“It’s as if we treated cancer with painkillers, as the root of the problem will remain intact, but, to the electorate, it will appear that the problem has been resolved”, he compares. “This, in the long term, brings discredit to public institutions, as they are not capable of curbing violence.”
The criminalist cites other examples of norms and classifications created with this mentality. One of them is the 2019 Abuse of Authority Law, which he sees as merely symbolic: “Those who judge and investigate are colleagues of those who commit it. This means that it is not applied.”
Another unnecessary classification, according to him, is terrorism, regulated in 2016 by the Anti-Terrorism Law: “We don’t even have this type of problem in Brazil and whenever it was applied there was, at the very least, suspicion of political use”.
In 2015, a qualifier (hypothesis of increasing the sentence) was included in the Penal Code for the crime of homicide when committed against a woman “for reasons of female sex” — feminicide.
For Andrade, this is yet another example of unnecessary prediction, “since, in practice, the perpetrators of this crime were already punished for qualified homicide”. In both cases, the penalty is twelve to thirty years in prison.
Creation of criminal offenses involves a populist idea of reassuring the population
Penalty increases for existing crimes are also part of this trend.
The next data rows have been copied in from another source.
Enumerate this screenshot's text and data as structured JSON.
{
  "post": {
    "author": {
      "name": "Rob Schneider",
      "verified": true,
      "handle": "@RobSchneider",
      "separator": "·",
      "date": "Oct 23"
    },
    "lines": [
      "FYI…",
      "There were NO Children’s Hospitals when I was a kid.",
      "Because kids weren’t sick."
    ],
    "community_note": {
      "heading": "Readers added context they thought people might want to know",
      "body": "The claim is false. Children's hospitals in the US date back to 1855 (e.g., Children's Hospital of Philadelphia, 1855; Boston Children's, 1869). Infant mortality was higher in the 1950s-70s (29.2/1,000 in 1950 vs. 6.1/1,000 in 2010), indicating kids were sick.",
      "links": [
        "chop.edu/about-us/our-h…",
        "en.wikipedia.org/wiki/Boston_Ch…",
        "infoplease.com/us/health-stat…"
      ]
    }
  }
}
In 2018, for example, several options for increasing the penalty for the crime of theft were included. “Increasing the sentence will not curb any conduct”, he states.
In the lawyer’s view, “it is not possible to say that politicians typify certain conducts solely out of political opportunism”. This also often occurs due to the lack of “technical knowledge necessary to understand that classifying a conduct will not have practical effects”.
But, for him, it is “undeniable that there is criminal populism” in the three Powers. Politicians, for example, know that “approving a certain law will send a message to their electorate and that will bring them votes”, even if criminalization does not bring any advantage.
Callegari also warns that classifying a conduct is not always synonymous with combating it: “In many cases there is an overlap of existing criminal types, making it unnecessary to create a new incriminating conduct”, he explains.
Thus, “the classification communicates to society that crime is being combated, but in practice it does not work this way”.
For him, accelerating the time for producing laws to classify new conduct without an in-depth discussion “has a satisfying character that responds to the social outcry, but does not mean that it will solve the problem”.
Although the objective is to reassure the population, “often this symbolic Criminal Law ends up being applied, in practice, with harsh measures to those who find themselves prosecuted and convicted”.
Vilardi says that, in addition to bullying, several other crimes, mainly against the national financial system (such as currency evasion and fraudulent management of a financial institution), “are minor conducts, which should generate punishments in the civil sphere, and not in the criminal sphere” . For him, Criminal Law should only be used for serious conduct.
“I have been saying for a long time that the Brazilian penitentiary system can no longer handle the prison population”, he points out. “The responsibility for this excessive number of prisoners is linked to the fact that many crimes should not generate imprisonment, but alternative sentences. Penitentiaries should be reserved for highly dangerous criminals.”